It also implies that adjusting the settings based on the natural light of the day is crucial. Clouds, sunlight, shadows, and any other environmental conditions all play a significant effect in determining how long to leave your shutter open. Once you’ve mastered this, you’ll be able to swiftly modify your shutter speed based on the amount of light available.
When should I use a Tripod?
Unless you start experimenting with extended shutter speeds, you should never need to use a tripod. Shutter speeds will often range from 1/1000th to 1/100th of a second. When you have your camera in your hands, these are all quite straightforward speeds to deal with.
The problem occurs at around a 12th of a second. If you need to keep your shutter open for more than half a second to one second, it’s best to use a tripod. Because your sensor is open for such an extended period of time, any minor movement on your part can result in a fuzzy shot.
When taking long exposure shots that last more than one second, you must have your camera tethered to a solid tripod and secured in a location where there will be no interruptions from outside influences, such as passing cars or moving people.
How do I find My Shutter Speed Settings?
Now that we understand what shutter speed is, we can move on to learning how to set different speeds. It’s actually very simple to find your current shutter speed on your camera if you don’t know-how. The shutter speed is usually situated in the upper left corner of most cameras with a top display.
If you don’t have an LCD, you’re probably using a viewfinder. When looking through your viewfinder, the shutter speed is positioned on the bottom left. However, if your camera lacks an LCD or a viewfinder, as many mirrorless cameras do, the shutter speed should be visible on the back screen.

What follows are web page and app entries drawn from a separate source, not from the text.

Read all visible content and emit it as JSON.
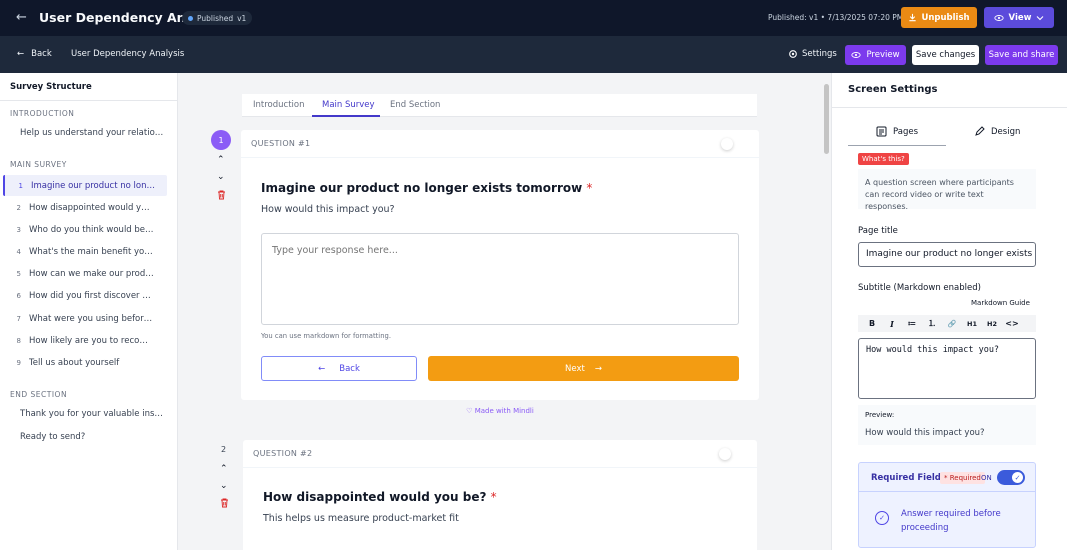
{
  "topbar": {
    "title": "User Dependency Analysis",
    "badge_status": "Published",
    "badge_version": "v1",
    "published_meta": "Published: v1 • 7/13/2025 07:20 PM",
    "unpublish_label": "Unpublish",
    "view_label": "View"
  },
  "subbar": {
    "back_label": "Back",
    "title": "User Dependency Analysis",
    "settings_label": "Settings",
    "preview_label": "Preview",
    "save_label": "Save changes",
    "save_share_label": "Save and share"
  },
  "sidebar": {
    "heading": "Survey Structure",
    "intro_section": "INTRODUCTION",
    "intro_items": [
      "Help us understand your relationship..."
    ],
    "main_section": "MAIN SURVEY",
    "questions": [
      {
        "num": "1",
        "text": "Imagine our product no longer exists tomorrow"
      },
      {
        "num": "2",
        "text": "How disappointed would you be?"
      },
      {
        "num": "3",
        "text": "Who do you think would benefit most?"
      },
      {
        "num": "4",
        "text": "What's the main benefit you receive?"
      },
      {
        "num": "5",
        "text": "How can we make our product better?"
      },
      {
        "num": "6",
        "text": "How did you first discover our product?"
      },
      {
        "num": "7",
        "text": "What were you using before our product?"
      },
      {
        "num": "8",
        "text": "How likely are you to recommend us?"
      },
      {
        "num": "9",
        "text": "Tell us about yourself"
      }
    ],
    "end_section": "END SECTION",
    "end_items": [
      "Thank you for your valuable insights!",
      "Ready to send?"
    ]
  },
  "center": {
    "tabs": [
      "Introduction",
      "Main Survey",
      "End Section"
    ],
    "q1": {
      "number": "1",
      "header": "QUESTION #1",
      "title": "Imagine our product no longer exists tomorrow",
      "required_mark": "*",
      "subtitle": "How would this impact you?",
      "placeholder": "Type your response here...",
      "hint": "You can use markdown for formatting.",
      "back_label": "Back",
      "next_label": "Next",
      "made_with": "Made with Mindli"
    },
    "q2": {
      "number": "2",
      "header": "QUESTION #2",
      "title": "How disappointed would you be?",
      "required_mark": "*",
      "subtitle": "This helps us measure product-market fit"
    }
  },
  "rpanel": {
    "heading": "Screen Settings",
    "tab_pages": "Pages",
    "tab_design": "Design",
    "whats_this": "What's this?",
    "info_text": "A question screen where participants can record video or write text responses.",
    "page_title_label": "Page title",
    "page_title_value": "Imagine our product no longer exists tomorrow",
    "subtitle_label": "Subtitle (Markdown enabled)",
    "markdown_guide": "Markdown Guide",
    "toolbar": [
      "B",
      "I",
      "≔",
      "⒈",
      "🔗",
      "H1",
      "H2",
      "<>"
    ],
    "subtitle_value": "How would this impact you?",
    "preview_label": "Preview:",
    "preview_text": "How would this impact you?",
    "required_label": "Required Field",
    "required_pill": "* Required",
    "required_state": "ON",
    "required_desc": "Answer required before proceeding"
  },
  "colors": {
    "accent": "#7c3aed",
    "unpublish": "#ea8a14",
    "next": "#f39c12",
    "required": "#dc2626"
  }
}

The trick here is that the shutter speed is not shown in fractions of a second. Instead, you’ll see something like ‘500’ on your display. This translates to 1/500th of a second. If the number is 8000, it denotes one-hundredth of a second. The greater the value of the second number, the faster your shutter speed. When you exceed one second, the number will be denoted as follows: 1”. Instead of fractions, the quotation signifies seconds.
How do I change the Shutter Speed?
By default, almost every camera’s shutter speed is set automatically. This implies that if you have your camera set to automatic mode, the shutter speed will be detected by the camera without the need for you to adjust it. The same is true for the aperture and ISO.
If you want to modify your shutter speed manually, which is highly advised for more serious photography, you must use shutter priority mode. You can set the shutter speed in this mode. The camera will choose your aperture for you.
Then there’s full manual mode, where you may adjust the shutter speed and aperture speed to your desire. When shooting in either shutter priority or manual mode, you can opt to select your ISO manually or have your camera do it for you.
To be honest, most circumstances in ordinary photography do not necessitate the selection of a shutter speed. Modern cameras are quite intelligent and can perform this task on their own. The only reason to manually adjust the shutter speed is if you want to experiment with your camera and capture unique images, or if you want to get the motion blur or frozen appearance by utilizing either extra-fast or extra-slow shutter rates.
Today, we addressed the issue, “What is shutter speed?” We know that shutter speed is the amount of time that your camera’s shutter remains open. The longer your shutter is open, the lighter your sensor collects. Understanding shutter speed and the effects it has on your photographs is essential if you want to become a professional photographer.
Experiment with varying shutter speeds and targets both during the day and at night to learn the art of the shutter. Try freezing a flying bird or insect and then bringing the Milky Fashion to life at night in a magnificent way with a tripod and an extra-long shutter speed!